◆ **The task**
Would you write out the entries below word for word, omitting the pictures?

--- Dataset entries Enclosed Below ---

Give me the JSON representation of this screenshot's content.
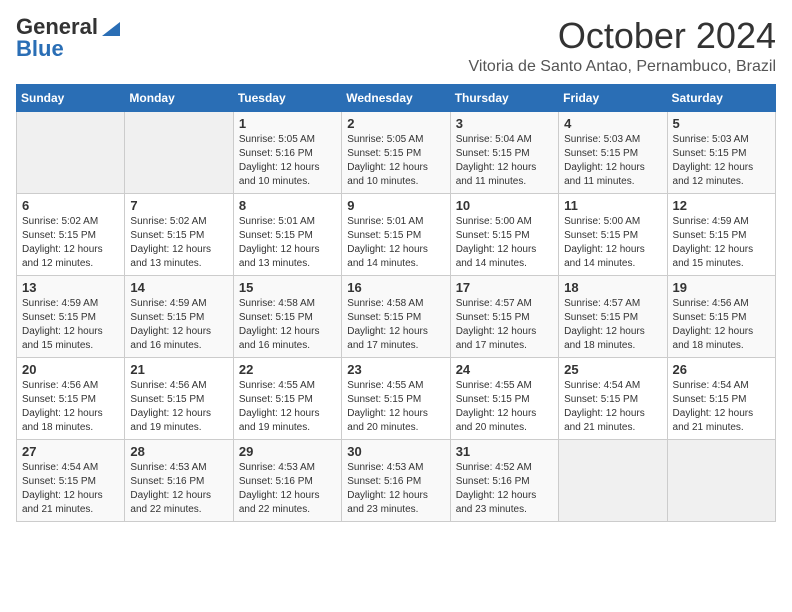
{
  "header": {
    "logo_general": "General",
    "logo_blue": "Blue",
    "month": "October 2024",
    "location": "Vitoria de Santo Antao, Pernambuco, Brazil"
  },
  "weekdays": [
    "Sunday",
    "Monday",
    "Tuesday",
    "Wednesday",
    "Thursday",
    "Friday",
    "Saturday"
  ],
  "weeks": [
    [
      {
        "day": null
      },
      {
        "day": null
      },
      {
        "day": "1",
        "sunrise": "5:05 AM",
        "sunset": "5:16 PM",
        "daylight": "12 hours and 10 minutes."
      },
      {
        "day": "2",
        "sunrise": "5:05 AM",
        "sunset": "5:15 PM",
        "daylight": "12 hours and 10 minutes."
      },
      {
        "day": "3",
        "sunrise": "5:04 AM",
        "sunset": "5:15 PM",
        "daylight": "12 hours and 11 minutes."
      },
      {
        "day": "4",
        "sunrise": "5:03 AM",
        "sunset": "5:15 PM",
        "daylight": "12 hours and 11 minutes."
      },
      {
        "day": "5",
        "sunrise": "5:03 AM",
        "sunset": "5:15 PM",
        "daylight": "12 hours and 12 minutes."
      }
    ],
    [
      {
        "day": "6",
        "sunrise": "5:02 AM",
        "sunset": "5:15 PM",
        "daylight": "12 hours and 12 minutes."
      },
      {
        "day": "7",
        "sunrise": "5:02 AM",
        "sunset": "5:15 PM",
        "daylight": "12 hours and 13 minutes."
      },
      {
        "day": "8",
        "sunrise": "5:01 AM",
        "sunset": "5:15 PM",
        "daylight": "12 hours and 13 minutes."
      },
      {
        "day": "9",
        "sunrise": "5:01 AM",
        "sunset": "5:15 PM",
        "daylight": "12 hours and 14 minutes."
      },
      {
        "day": "10",
        "sunrise": "5:00 AM",
        "sunset": "5:15 PM",
        "daylight": "12 hours and 14 minutes."
      },
      {
        "day": "11",
        "sunrise": "5:00 AM",
        "sunset": "5:15 PM",
        "daylight": "12 hours and 14 minutes."
      },
      {
        "day": "12",
        "sunrise": "4:59 AM",
        "sunset": "5:15 PM",
        "daylight": "12 hours and 15 minutes."
      }
    ],
    [
      {
        "day": "13",
        "sunrise": "4:59 AM",
        "sunset": "5:15 PM",
        "daylight": "12 hours and 15 minutes."
      },
      {
        "day": "14",
        "sunrise": "4:59 AM",
        "sunset": "5:15 PM",
        "daylight": "12 hours and 16 minutes."
      },
      {
        "day": "15",
        "sunrise": "4:58 AM",
        "sunset": "5:15 PM",
        "daylight": "12 hours and 16 minutes."
      },
      {
        "day": "16",
        "sunrise": "4:58 AM",
        "sunset": "5:15 PM",
        "daylight": "12 hours and 17 minutes."
      },
      {
        "day": "17",
        "sunrise": "4:57 AM",
        "sunset": "5:15 PM",
        "daylight": "12 hours and 17 minutes."
      },
      {
        "day": "18",
        "sunrise": "4:57 AM",
        "sunset": "5:15 PM",
        "daylight": "12 hours and 18 minutes."
      },
      {
        "day": "19",
        "sunrise": "4:56 AM",
        "sunset": "5:15 PM",
        "daylight": "12 hours and 18 minutes."
      }
    ],
    [
      {
        "day": "20",
        "sunrise": "4:56 AM",
        "sunset": "5:15 PM",
        "daylight": "12 hours and 18 minutes."
      },
      {
        "day": "21",
        "sunrise": "4:56 AM",
        "sunset": "5:15 PM",
        "daylight": "12 hours and 19 minutes."
      },
      {
        "day": "22",
        "sunrise": "4:55 AM",
        "sunset": "5:15 PM",
        "daylight": "12 hours and 19 minutes."
      },
      {
        "day": "23",
        "sunrise": "4:55 AM",
        "sunset": "5:15 PM",
        "daylight": "12 hours and 20 minutes."
      },
      {
        "day": "24",
        "sunrise": "4:55 AM",
        "sunset": "5:15 PM",
        "daylight": "12 hours and 20 minutes."
      },
      {
        "day": "25",
        "sunrise": "4:54 AM",
        "sunset": "5:15 PM",
        "daylight": "12 hours and 21 minutes."
      },
      {
        "day": "26",
        "sunrise": "4:54 AM",
        "sunset": "5:15 PM",
        "daylight": "12 hours and 21 minutes."
      }
    ],
    [
      {
        "day": "27",
        "sunrise": "4:54 AM",
        "sunset": "5:15 PM",
        "daylight": "12 hours and 21 minutes."
      },
      {
        "day": "28",
        "sunrise": "4:53 AM",
        "sunset": "5:16 PM",
        "daylight": "12 hours and 22 minutes."
      },
      {
        "day": "29",
        "sunrise": "4:53 AM",
        "sunset": "5:16 PM",
        "daylight": "12 hours and 22 minutes."
      },
      {
        "day": "30",
        "sunrise": "4:53 AM",
        "sunset": "5:16 PM",
        "daylight": "12 hours and 23 minutes."
      },
      {
        "day": "31",
        "sunrise": "4:52 AM",
        "sunset": "5:16 PM",
        "daylight": "12 hours and 23 minutes."
      },
      {
        "day": null
      },
      {
        "day": null
      }
    ]
  ]
}
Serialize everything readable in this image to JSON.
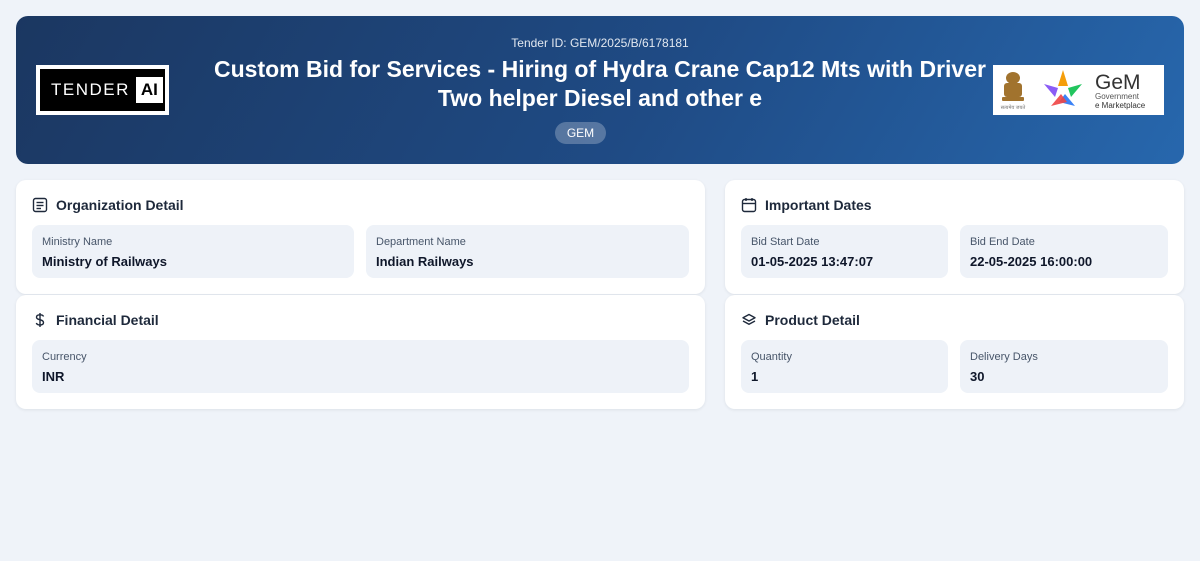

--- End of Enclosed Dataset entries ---

◆ **Answer to the exercise**
Give me the JSON representation of this screenshot's content.
{
  "header": {
    "logo_general": "General",
    "logo_blue": "Blue",
    "month": "October 2024",
    "location": "Vitoria de Santo Antao, Pernambuco, Brazil"
  },
  "weekdays": [
    "Sunday",
    "Monday",
    "Tuesday",
    "Wednesday",
    "Thursday",
    "Friday",
    "Saturday"
  ],
  "weeks": [
    [
      {
        "day": null
      },
      {
        "day": null
      },
      {
        "day": "1",
        "sunrise": "5:05 AM",
        "sunset": "5:16 PM",
        "daylight": "12 hours and 10 minutes."
      },
      {
        "day": "2",
        "sunrise": "5:05 AM",
        "sunset": "5:15 PM",
        "daylight": "12 hours and 10 minutes."
      },
      {
        "day": "3",
        "sunrise": "5:04 AM",
        "sunset": "5:15 PM",
        "daylight": "12 hours and 11 minutes."
      },
      {
        "day": "4",
        "sunrise": "5:03 AM",
        "sunset": "5:15 PM",
        "daylight": "12 hours and 11 minutes."
      },
      {
        "day": "5",
        "sunrise": "5:03 AM",
        "sunset": "5:15 PM",
        "daylight": "12 hours and 12 minutes."
      }
    ],
    [
      {
        "day": "6",
        "sunrise": "5:02 AM",
        "sunset": "5:15 PM",
        "daylight": "12 hours and 12 minutes."
      },
      {
        "day": "7",
        "sunrise": "5:02 AM",
        "sunset": "5:15 PM",
        "daylight": "12 hours and 13 minutes."
      },
      {
        "day": "8",
        "sunrise": "5:01 AM",
        "sunset": "5:15 PM",
        "daylight": "12 hours and 13 minutes."
      },
      {
        "day": "9",
        "sunrise": "5:01 AM",
        "sunset": "5:15 PM",
        "daylight": "12 hours and 14 minutes."
      },
      {
        "day": "10",
        "sunrise": "5:00 AM",
        "sunset": "5:15 PM",
        "daylight": "12 hours and 14 minutes."
      },
      {
        "day": "11",
        "sunrise": "5:00 AM",
        "sunset": "5:15 PM",
        "daylight": "12 hours and 14 minutes."
      },
      {
        "day": "12",
        "sunrise": "4:59 AM",
        "sunset": "5:15 PM",
        "daylight": "12 hours and 15 minutes."
      }
    ],
    [
      {
        "day": "13",
        "sunrise": "4:59 AM",
        "sunset": "5:15 PM",
        "daylight": "12 hours and 15 minutes."
      },
      {
        "day": "14",
        "sunrise": "4:59 AM",
        "sunset": "5:15 PM",
        "daylight": "12 hours and 16 minutes."
      },
      {
        "day": "15",
        "sunrise": "4:58 AM",
        "sunset": "5:15 PM",
        "daylight": "12 hours and 16 minutes."
      },
      {
        "day": "16",
        "sunrise": "4:58 AM",
        "sunset": "5:15 PM",
        "daylight": "12 hours and 17 minutes."
      },
      {
        "day": "17",
        "sunrise": "4:57 AM",
        "sunset": "5:15 PM",
        "daylight": "12 hours and 17 minutes."
      },
      {
        "day": "18",
        "sunrise": "4:57 AM",
        "sunset": "5:15 PM",
        "daylight": "12 hours and 18 minutes."
      },
      {
        "day": "19",
        "sunrise": "4:56 AM",
        "sunset": "5:15 PM",
        "daylight": "12 hours and 18 minutes."
      }
    ],
    [
      {
        "day": "20",
        "sunrise": "4:56 AM",
        "sunset": "5:15 PM",
        "daylight": "12 hours and 18 minutes."
      },
      {
        "day": "21",
        "sunrise": "4:56 AM",
        "sunset": "5:15 PM",
        "daylight": "12 hours and 19 minutes."
      },
      {
        "day": "22",
        "sunrise": "4:55 AM",
        "sunset": "5:15 PM",
        "daylight": "12 hours and 19 minutes."
      },
      {
        "day": "23",
        "sunrise": "4:55 AM",
        "sunset": "5:15 PM",
        "daylight": "12 hours and 20 minutes."
      },
      {
        "day": "24",
        "sunrise": "4:55 AM",
        "sunset": "5:15 PM",
        "daylight": "12 hours and 20 minutes."
      },
      {
        "day": "25",
        "sunrise": "4:54 AM",
        "sunset": "5:15 PM",
        "daylight": "12 hours and 21 minutes."
      },
      {
        "day": "26",
        "sunrise": "4:54 AM",
        "sunset": "5:15 PM",
        "daylight": "12 hours and 21 minutes."
      }
    ],
    [
      {
        "day": "27",
        "sunrise": "4:54 AM",
        "sunset": "5:15 PM",
        "daylight": "12 hours and 21 minutes."
      },
      {
        "day": "28",
        "sunrise": "4:53 AM",
        "sunset": "5:16 PM",
        "daylight": "12 hours and 22 minutes."
      },
      {
        "day": "29",
        "sunrise": "4:53 AM",
        "sunset": "5:16 PM",
        "daylight": "12 hours and 22 minutes."
      },
      {
        "day": "30",
        "sunrise": "4:53 AM",
        "sunset": "5:16 PM",
        "daylight": "12 hours and 23 minutes."
      },
      {
        "day": "31",
        "sunrise": "4:52 AM",
        "sunset": "5:16 PM",
        "daylight": "12 hours and 23 minutes."
      },
      {
        "day": null
      },
      {
        "day": null
      }
    ]
  ]
}
Serialize everything readable in this image to JSON.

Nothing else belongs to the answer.